On 8 April 2016, after North Korea's fourth nuclear test and several missile launches, Andrew Scobell, Senior Political Analyst with RAND Corporation, visited IFS.

Scobell gave a talk based on his new edited book PLA Influence on China's National Security Policymaking (Stanford University Press, 2015) [with Phillip Saunders]. Professor Scobell noted that China and the PLA struggle to influence the DPRK and maintained that China is unlikely to change its North Korean policy. Stability both inside China and on its periphery is the highest priority of China's leaders today. The PLA and China's Communist Party agree on overall Korea policy and with keeping the DPRK as a buffer state.

Scobell argued that the PLA's tools and influence vary at different stages of the policymaking process and according to the spectrum of policy issues. In the policymaking process the PLA appears to have more influence over pre-decision and implementation than at the decision stage. It also seems that the PLA has more influence on purely military issues than in the past—but less influence on purely political issues—and is more actively engaged in policy debates on mixed civil-military issues where military equities are at stake.

Scobell further discussed the recent policy adjustments and China's support of UN sanctions against the DPRK in the aftermath of North Korea's nuclear test and its long-range missile launch in 2016. He argued that both external and internal factors, with domestic politics and the role of public opinion as the core diver, have led to certain changes in policy. Nonetheless, China has consistently maintained one "red line" with regards to the Korean peninsula: "China will not allow war or instability on the Korean Peninsula".

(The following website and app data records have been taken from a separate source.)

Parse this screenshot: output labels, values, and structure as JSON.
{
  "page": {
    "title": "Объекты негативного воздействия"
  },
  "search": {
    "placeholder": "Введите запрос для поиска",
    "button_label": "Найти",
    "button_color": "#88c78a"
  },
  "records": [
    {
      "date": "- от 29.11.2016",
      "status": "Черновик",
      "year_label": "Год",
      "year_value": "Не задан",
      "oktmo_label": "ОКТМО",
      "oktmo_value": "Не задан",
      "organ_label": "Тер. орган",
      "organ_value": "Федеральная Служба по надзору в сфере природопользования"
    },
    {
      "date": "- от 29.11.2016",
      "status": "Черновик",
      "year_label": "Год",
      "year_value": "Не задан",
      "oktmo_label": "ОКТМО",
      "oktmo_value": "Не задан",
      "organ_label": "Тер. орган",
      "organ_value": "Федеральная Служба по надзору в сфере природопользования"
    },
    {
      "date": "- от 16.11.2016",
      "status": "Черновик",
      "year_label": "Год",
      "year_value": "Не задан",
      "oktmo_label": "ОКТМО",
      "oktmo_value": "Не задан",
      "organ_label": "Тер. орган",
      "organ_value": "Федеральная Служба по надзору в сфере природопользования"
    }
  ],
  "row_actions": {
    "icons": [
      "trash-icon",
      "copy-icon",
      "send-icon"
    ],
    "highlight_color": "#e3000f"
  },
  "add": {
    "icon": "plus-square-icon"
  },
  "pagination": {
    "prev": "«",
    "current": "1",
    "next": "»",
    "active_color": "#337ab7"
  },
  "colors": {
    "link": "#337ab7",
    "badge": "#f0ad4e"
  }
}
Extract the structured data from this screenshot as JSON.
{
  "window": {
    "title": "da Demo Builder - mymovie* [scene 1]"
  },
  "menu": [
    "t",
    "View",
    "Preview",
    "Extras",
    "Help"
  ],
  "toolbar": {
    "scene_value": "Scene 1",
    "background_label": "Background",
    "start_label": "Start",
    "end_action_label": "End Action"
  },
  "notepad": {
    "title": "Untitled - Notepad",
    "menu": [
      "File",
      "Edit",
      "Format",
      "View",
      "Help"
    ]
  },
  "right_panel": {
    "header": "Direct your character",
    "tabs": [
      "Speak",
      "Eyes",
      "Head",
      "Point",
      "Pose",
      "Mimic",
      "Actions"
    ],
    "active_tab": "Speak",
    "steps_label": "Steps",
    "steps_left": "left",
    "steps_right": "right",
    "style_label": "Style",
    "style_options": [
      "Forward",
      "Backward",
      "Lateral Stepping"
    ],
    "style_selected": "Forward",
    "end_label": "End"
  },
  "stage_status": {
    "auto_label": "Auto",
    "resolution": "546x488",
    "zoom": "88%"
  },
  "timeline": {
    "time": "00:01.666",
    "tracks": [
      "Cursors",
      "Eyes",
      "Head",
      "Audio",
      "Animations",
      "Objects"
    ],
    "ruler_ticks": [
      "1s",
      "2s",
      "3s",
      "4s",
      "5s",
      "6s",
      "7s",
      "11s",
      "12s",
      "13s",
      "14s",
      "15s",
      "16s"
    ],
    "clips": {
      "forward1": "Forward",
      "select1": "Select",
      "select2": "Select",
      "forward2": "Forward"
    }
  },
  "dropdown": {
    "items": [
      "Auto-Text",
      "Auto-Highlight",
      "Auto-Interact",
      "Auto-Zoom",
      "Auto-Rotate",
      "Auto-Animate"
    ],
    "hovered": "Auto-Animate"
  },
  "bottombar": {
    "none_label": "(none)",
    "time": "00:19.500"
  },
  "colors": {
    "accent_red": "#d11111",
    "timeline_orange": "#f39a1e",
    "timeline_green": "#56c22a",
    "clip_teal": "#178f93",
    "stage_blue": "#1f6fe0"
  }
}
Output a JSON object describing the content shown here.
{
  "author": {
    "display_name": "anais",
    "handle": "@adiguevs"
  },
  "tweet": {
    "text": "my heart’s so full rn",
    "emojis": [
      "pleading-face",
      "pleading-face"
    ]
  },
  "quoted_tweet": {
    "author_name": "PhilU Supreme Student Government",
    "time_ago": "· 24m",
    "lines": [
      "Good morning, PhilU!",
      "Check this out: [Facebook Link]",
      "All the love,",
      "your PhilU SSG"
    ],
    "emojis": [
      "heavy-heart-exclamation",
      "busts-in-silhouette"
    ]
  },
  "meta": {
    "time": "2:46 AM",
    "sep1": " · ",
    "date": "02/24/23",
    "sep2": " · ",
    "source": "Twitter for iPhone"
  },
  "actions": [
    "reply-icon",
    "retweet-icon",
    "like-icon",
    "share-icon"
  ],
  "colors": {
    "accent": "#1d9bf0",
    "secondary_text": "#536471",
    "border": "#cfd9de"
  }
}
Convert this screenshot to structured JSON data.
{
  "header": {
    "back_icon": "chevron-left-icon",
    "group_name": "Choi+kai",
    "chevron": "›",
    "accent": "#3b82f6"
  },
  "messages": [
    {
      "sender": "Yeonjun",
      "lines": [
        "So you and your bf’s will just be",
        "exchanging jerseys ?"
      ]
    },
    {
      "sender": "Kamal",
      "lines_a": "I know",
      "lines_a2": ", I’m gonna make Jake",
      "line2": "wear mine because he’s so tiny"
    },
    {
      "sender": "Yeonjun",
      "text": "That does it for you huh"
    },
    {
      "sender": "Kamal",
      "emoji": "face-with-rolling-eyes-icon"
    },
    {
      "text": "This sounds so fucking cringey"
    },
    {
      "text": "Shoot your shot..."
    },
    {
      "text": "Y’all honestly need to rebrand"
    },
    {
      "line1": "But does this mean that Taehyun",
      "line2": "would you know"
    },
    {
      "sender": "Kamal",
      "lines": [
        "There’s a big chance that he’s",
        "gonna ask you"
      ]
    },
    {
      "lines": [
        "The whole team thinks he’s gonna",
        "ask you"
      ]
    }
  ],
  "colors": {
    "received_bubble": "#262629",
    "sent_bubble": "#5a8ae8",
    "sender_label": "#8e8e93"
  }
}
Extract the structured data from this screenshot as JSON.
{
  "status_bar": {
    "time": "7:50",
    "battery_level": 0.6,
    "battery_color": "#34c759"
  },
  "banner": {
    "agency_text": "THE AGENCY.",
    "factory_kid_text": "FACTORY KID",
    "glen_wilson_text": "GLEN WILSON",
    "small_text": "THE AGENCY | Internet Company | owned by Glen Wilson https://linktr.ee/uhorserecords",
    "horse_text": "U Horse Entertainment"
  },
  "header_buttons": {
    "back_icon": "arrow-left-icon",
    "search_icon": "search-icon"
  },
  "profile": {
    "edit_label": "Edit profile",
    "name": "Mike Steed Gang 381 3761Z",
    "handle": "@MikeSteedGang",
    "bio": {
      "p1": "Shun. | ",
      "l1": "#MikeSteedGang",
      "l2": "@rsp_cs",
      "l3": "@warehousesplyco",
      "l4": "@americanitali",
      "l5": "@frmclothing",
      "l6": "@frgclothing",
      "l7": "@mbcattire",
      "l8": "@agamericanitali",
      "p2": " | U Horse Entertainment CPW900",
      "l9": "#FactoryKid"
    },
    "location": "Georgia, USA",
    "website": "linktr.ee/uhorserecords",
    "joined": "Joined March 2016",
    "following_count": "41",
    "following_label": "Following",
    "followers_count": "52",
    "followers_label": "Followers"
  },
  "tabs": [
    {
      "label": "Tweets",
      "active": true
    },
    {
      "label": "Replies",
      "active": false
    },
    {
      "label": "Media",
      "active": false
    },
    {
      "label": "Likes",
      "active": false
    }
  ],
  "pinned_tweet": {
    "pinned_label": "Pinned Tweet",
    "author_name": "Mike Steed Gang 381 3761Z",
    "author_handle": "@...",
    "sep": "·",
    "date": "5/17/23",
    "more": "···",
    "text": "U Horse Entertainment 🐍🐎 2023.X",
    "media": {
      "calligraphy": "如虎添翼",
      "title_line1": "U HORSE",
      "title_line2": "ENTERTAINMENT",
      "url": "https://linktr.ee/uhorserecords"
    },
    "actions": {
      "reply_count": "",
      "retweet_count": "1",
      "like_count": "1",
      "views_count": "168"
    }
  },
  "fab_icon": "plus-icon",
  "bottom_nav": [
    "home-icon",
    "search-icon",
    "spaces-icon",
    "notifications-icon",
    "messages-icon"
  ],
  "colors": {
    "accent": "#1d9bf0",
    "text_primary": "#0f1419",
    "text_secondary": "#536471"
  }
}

​Report by Øystein Tunsjø

Publisert 17. mars 2016 11:33.. Sist oppdatert 20. april 2016 15:56.